Here's what's going out. That has been-- just having an awareness and of what's coming in and coming out has been a huge check in the pros column. Also, turning off automatic payments from a credit card.

Oh, yeah. Oh, interesting. Yeah.

I've got to keep them on for me. I-- see for me, it's-- I have automatic payments for my other bills, for my gas and electric. Absolutely.

Pay that baby. But when it comes to my credit card, those are things that I'm choosing to spend money on. So I like to be hyper aware of what I'm choosing to spend my money on and how much I've spent that much-- or how much I've spent that month.

And being aware of, OK. This month I spent X amount of dollars. I need to pay X amount of dollars.

Because for me, at least, if I had that on an automatic, the credit card just becomes a free for all. Yeah. That-- yeah.

Having that awareness and being held accountable to pay that every month so I'm aware of what I'm spending has been a huge help for me. When did you first feel successful, and what does that word mean to you? I first felt successful as a small business owner with my as my first client.

I'm-- Adorable. I'm a person that I love to celebrate the tiny victories. if you wait to celebrate when you win the game, that's-- you're going to be waiting for so long. Why not celebrate every single tiny victory along the way?

So when I had my very first client, I was like, I did it. And he wrote this amazing review for me, and I was just like, I couldn't believe it. And it shot me on a trajectory of celebrating every single client.

Because-- That's amazing. --honestly as a small business owner, every client is a success. That is very true. Because you never know when that next client is going to be.

I'm very lucky I'm in a place now where it's lined up. But yeah. In the beginning, I was celebrating every single one.

Well, thank you so much for being here, Jolin. Yeah. Where can people go to find more of you?

People can find me on Instagram at Sage Organization, as well as my website is sageorganization.com So we talked so much today about getting our lives in order and making it look the way we want it to look. And one of the best tools that I have ever found for organizing what can be a very, very messy financial life is the app Mint. I have been using Mint for over seven years now.

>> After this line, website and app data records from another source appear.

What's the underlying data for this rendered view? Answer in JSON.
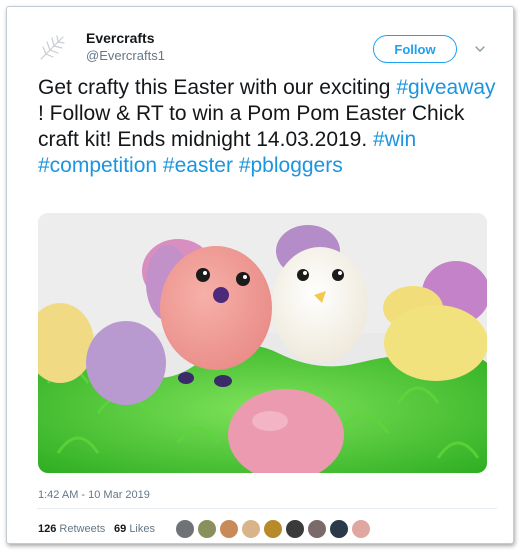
{
  "author": {
    "name": "Evercrafts",
    "handle": "@Evercrafts1",
    "avatar_icon": "leaf-logo-icon"
  },
  "follow_label": "Follow",
  "tweet": {
    "segments": [
      {
        "text": "Get crafty this Easter with our exciting ",
        "hashtag": false
      },
      {
        "text": "#giveaway",
        "hashtag": true
      },
      {
        "text": " ! Follow & RT to win a Pom Pom Easter Chick craft kit! Ends midnight 14.03.2019. ",
        "hashtag": false
      },
      {
        "text": "#win",
        "hashtag": true
      },
      {
        "text": " ",
        "hashtag": false
      },
      {
        "text": "#competition",
        "hashtag": true
      },
      {
        "text": " ",
        "hashtag": false
      },
      {
        "text": "#easter",
        "hashtag": true
      },
      {
        "text": " ",
        "hashtag": false
      },
      {
        "text": "#pbloggers",
        "hashtag": true
      }
    ]
  },
  "timestamp": "1:42 AM - 10 Mar 2019",
  "stats": {
    "retweets_count": "126",
    "retweets_label": "Retweets",
    "likes_count": "69",
    "likes_label": "Likes"
  },
  "likers": [
    "#6f7378",
    "#8a8f5e",
    "#c98a5a",
    "#d9b48a",
    "#b88a2a",
    "#3a3a3a",
    "#7a6a6a",
    "#2a3a4a",
    "#e0a6a0"
  ],
  "colors": {
    "accent": "#1da1f2",
    "hashtag": "#1b95e0",
    "secondary_text": "#657786"
  }
}
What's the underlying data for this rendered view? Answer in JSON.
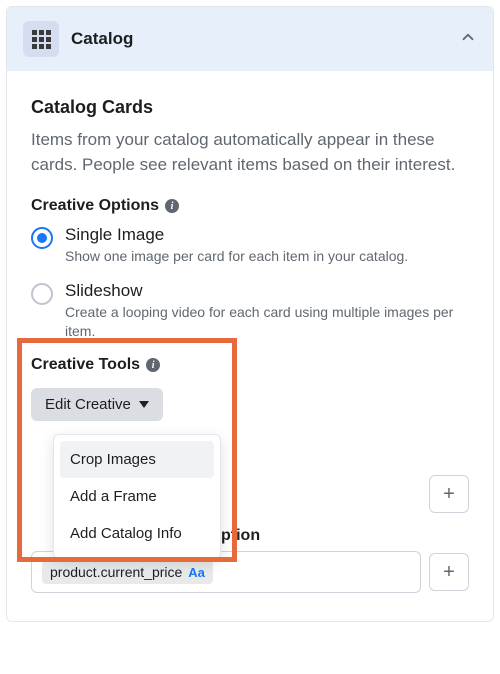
{
  "header": {
    "title": "Catalog"
  },
  "cards": {
    "title": "Catalog Cards",
    "description": "Items from your catalog automatically appear in these cards. People see relevant items based on their interest."
  },
  "creative_options": {
    "label": "Creative Options",
    "options": [
      {
        "title": "Single Image",
        "desc": "Show one image per card for each item in your catalog.",
        "selected": true
      },
      {
        "title": "Slideshow",
        "desc": "Create a looping video for each card using multiple images per item.",
        "selected": false
      }
    ]
  },
  "creative_tools": {
    "label": "Creative Tools",
    "button": "Edit Creative",
    "menu": [
      "Crop Images",
      "Add a Frame",
      "Add Catalog Info"
    ]
  },
  "desc_field": {
    "label_suffix": "ption",
    "token": "product.current_price"
  }
}
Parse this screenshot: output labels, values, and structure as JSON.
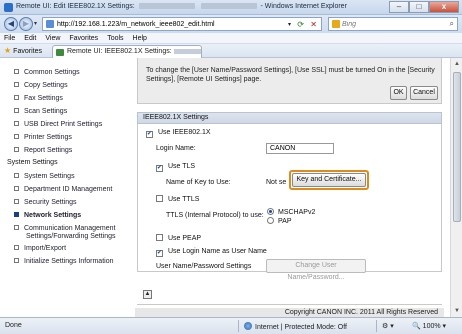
{
  "window": {
    "title_prefix": "Remote UI: Edit IEEE802.1X Settings:",
    "title_suffix": "- Windows Internet Explorer",
    "minimize_glyph": "–",
    "restore_glyph": "□",
    "close_glyph": "x"
  },
  "address": {
    "back_glyph": "◀",
    "forward_glyph": "▶",
    "url": "http://192.168.1.223/m_network_ieee802_edit.html",
    "search_placeholder": "Bing"
  },
  "menu": [
    "File",
    "Edit",
    "View",
    "Favorites",
    "Tools",
    "Help"
  ],
  "favorites": {
    "label": "Favorites",
    "tab_title": "Remote UI: IEEE802.1X Settings:"
  },
  "sidebar": {
    "items_top": [
      "Common Settings",
      "Copy Settings",
      "Fax Settings",
      "Scan Settings",
      "USB Direct Print Settings",
      "Printer Settings",
      "Report Settings"
    ],
    "group_heading": "System Settings",
    "items_system": [
      "System Settings",
      "Department ID Management",
      "Security Settings",
      "Network Settings",
      "Communication Management",
      "Settings/Forwarding Settings",
      "Import/Export",
      "Initialize Settings Information"
    ],
    "active_item": "Network Settings"
  },
  "notice": {
    "line1": "To change the [User Name/Password Settings], [Use SSL] must be turned On in the [Security",
    "line2": "Settings], [Remote UI Settings] page.",
    "ok_label": "OK",
    "cancel_label": "Cancel"
  },
  "ieee": {
    "section_title": "IEEE802.1X Settings",
    "use_ieee_label": "Use IEEE802.1X",
    "use_ieee_checked": true,
    "login_name_label": "Login Name:",
    "login_name_value": "CANON",
    "use_tls_label": "Use TLS",
    "use_tls_checked": true,
    "key_name_label": "Name of Key to Use:",
    "key_name_value": "Not se",
    "key_cert_button": "Key and Certificate...",
    "use_ttls_label": "Use TTLS",
    "use_ttls_checked": false,
    "ttls_protocol_label": "TTLS (Internal Protocol) to use:",
    "ttls_options": [
      "MSCHAPv2",
      "PAP"
    ],
    "ttls_selected": "MSCHAPv2",
    "use_peap_label": "Use PEAP",
    "use_peap_checked": false,
    "use_login_as_user_label": "Use Login Name as User Name",
    "use_login_as_user_checked": true,
    "user_pass_label": "User Name/Password Settings",
    "change_user_button": "Change User Name/Password...",
    "check_glyph": "✔"
  },
  "footer": {
    "copyright": "Copyright CANON INC. 2011 All Rights Reserved"
  },
  "status": {
    "done": "Done",
    "zone": "Internet | Protected Mode: Off",
    "zoom": "100%"
  }
}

And as someone who for a very long time completely avoided even just really looking at my checking account on a regular basis because it gave me anxiety, it got me over the hump of feeling like money was something to be scared of. And got me intimately familiar with how I was spending, what I was bringing in, and just how to manage my finances on a day-to-day basis. I could set a budget and set goals and come in under budget, and plan what to do with my savings and all of that.

I've been using Mint for many, many years, well, before there even was a TFD. So I could not recommend it more if you want to get started, organizing your finances and taking control of them. You can find them at the link in our description or our show notes.

And don't forget that it's free, so what do you have to lose? As always, guys, thank you so much for joining us on The Financial Confessions. It was lovely to spend the afternoon with you, and we will see you next Monday.

Bye. [MUSIC PLAYING]